• [Your objective]: Copy, in full, each line of the material that holds the word "delete".

• [Materials provided]:
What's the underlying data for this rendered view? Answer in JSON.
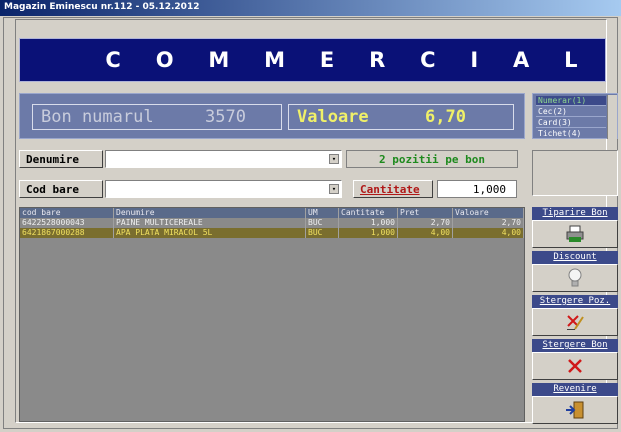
{
  "window": {
    "title": "Magazin Eminescu nr.112 - 05.12.2012"
  },
  "banner": {
    "letters": [
      "C",
      "O",
      "M",
      "M",
      "E",
      "R",
      "C",
      "I",
      "A",
      "L"
    ]
  },
  "bon": {
    "label": "Bon numarul",
    "number": "3570",
    "value_label": "Valoare",
    "value": "6,70"
  },
  "payment_methods": [
    {
      "label": "Numerar(1)",
      "selected": true
    },
    {
      "label": "Cec(2)",
      "selected": false
    },
    {
      "label": "Card(3)",
      "selected": false
    },
    {
      "label": "Tichet(4)",
      "selected": false
    }
  ],
  "fields": {
    "denumire_label": "Denumire",
    "denumire_value": "",
    "cod_bare_label": "Cod bare",
    "cod_bare_value": "",
    "positions_info": "2 pozitii pe bon",
    "cantitate_label": "Cantitate",
    "cantitate_value": "1,000"
  },
  "table": {
    "columns": [
      "cod bare",
      "Denumire",
      "UM",
      "Cantitate",
      "Pret",
      "Valoare"
    ],
    "rows": [
      [
        "6422528000043",
        "PAINE MULTICEREALE",
        "BUC",
        "1,000",
        "2,70",
        "2,70"
      ],
      [
        "6421867000288",
        "APA PLATA MIRACOL 5L",
        "BUC",
        "1,000",
        "4,00",
        "4,00"
      ]
    ]
  },
  "actions": [
    {
      "label": "Tiparire Bon",
      "icon": "printer-icon"
    },
    {
      "label": "Discount",
      "icon": "lightbulb-icon"
    },
    {
      "label": "Stergere Poz.",
      "icon": "delete-position-icon"
    },
    {
      "label": "Stergere Bon",
      "icon": "delete-icon"
    },
    {
      "label": "Revenire",
      "icon": "exit-door-icon"
    }
  ],
  "colors": {
    "banner": "#0a1177",
    "info_bar": "#6c7aa8",
    "selected_row": "#7a6e2e",
    "positions_text": "#1e8a1e"
  }
}
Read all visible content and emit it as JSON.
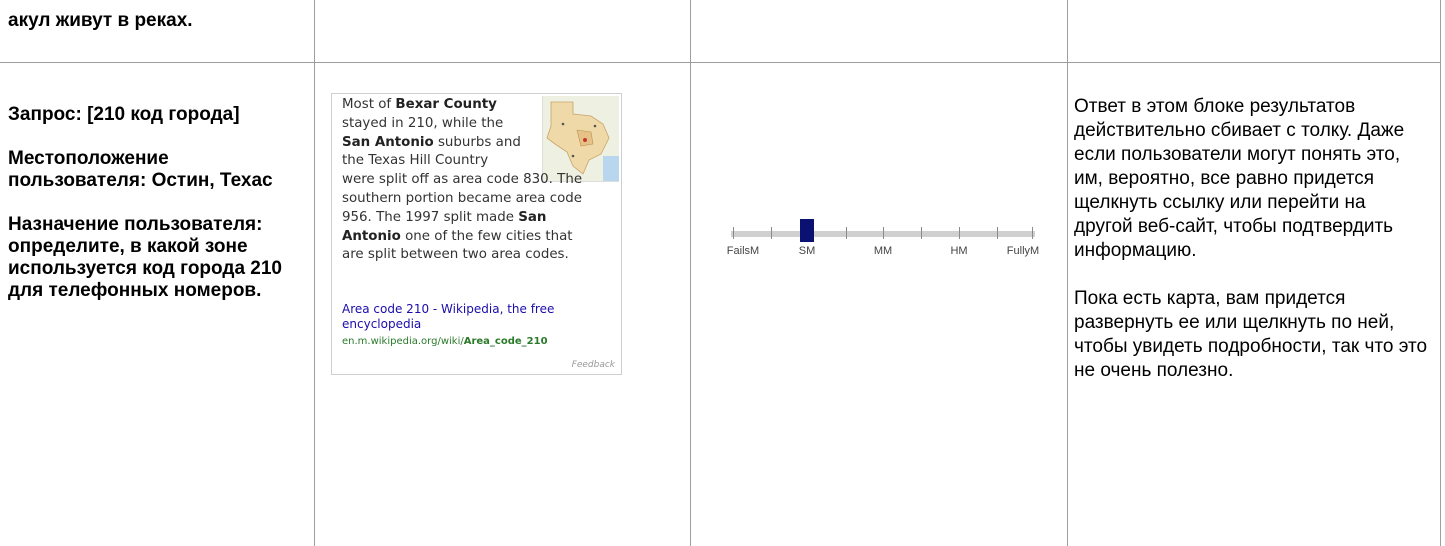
{
  "top_row": {
    "col1_text": "акул живут в реках."
  },
  "row": {
    "query": "Запрос: [210 код города]",
    "location": "Местоположение пользователя: Остин, Техас",
    "intent": "Назначение пользователя: определите, в какой зоне используется код города 210 для телефонных номеров."
  },
  "snippet": {
    "lines": [
      {
        "parts": [
          {
            "t": "Most of "
          },
          {
            "t": "Bexar County",
            "b": true
          }
        ]
      },
      {
        "parts": [
          {
            "t": "stayed in 210, while the"
          }
        ]
      },
      {
        "parts": [
          {
            "t": "San Antonio",
            "b": true
          },
          {
            "t": " suburbs and"
          }
        ]
      },
      {
        "parts": [
          {
            "t": "the Texas Hill Country"
          }
        ]
      },
      {
        "parts": [
          {
            "t": "were split off as area code 830. The"
          }
        ]
      },
      {
        "parts": [
          {
            "t": "southern portion became area code"
          }
        ]
      },
      {
        "parts": [
          {
            "t": "956. The 1997 split made "
          },
          {
            "t": "San",
            "b": true
          }
        ]
      },
      {
        "parts": [
          {
            "t": "Antonio",
            "b": true
          },
          {
            "t": " one of the few cities that"
          }
        ]
      },
      {
        "parts": [
          {
            "t": "are split between two area codes."
          }
        ]
      }
    ],
    "link_text": "Area code 210 - Wikipedia, the free encyclopedia",
    "url_prefix": "en.m.wikipedia.org/wiki/",
    "url_bold": "Area_code_210",
    "feedback": "Feedback"
  },
  "rating": {
    "labels": [
      "FailsM",
      "SM",
      "MM",
      "HM",
      "FullyM"
    ],
    "selected_index": 1
  },
  "comment": {
    "p1": "Ответ в этом блоке результатов действительно сбивает с толку. Даже если пользователи могут понять это, им, вероятно, все равно придется щелкнуть ссылку или перейти на другой веб-сайт, чтобы подтвердить информацию.",
    "p2": "Пока есть карта, вам придется развернуть ее или щелкнуть по ней, чтобы увидеть подробности, так что это не очень полезно."
  }
}
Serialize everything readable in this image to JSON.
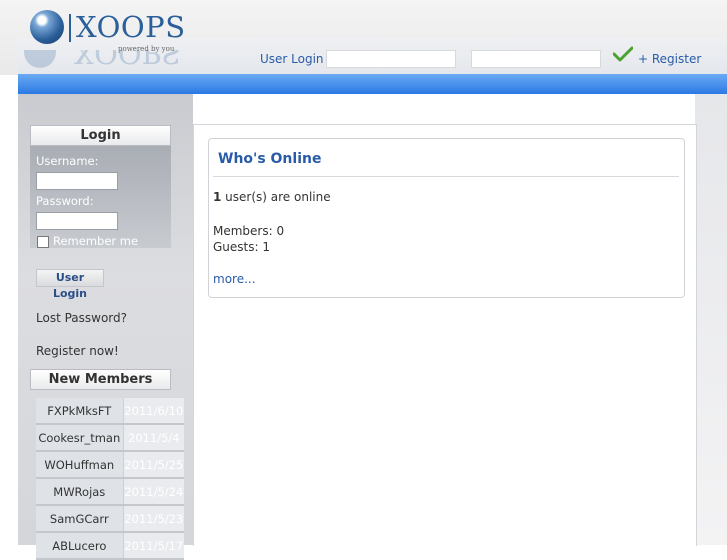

• [Solution for this task]:
      "icon": "delete-position-icon"
      "icon": "delete-icon"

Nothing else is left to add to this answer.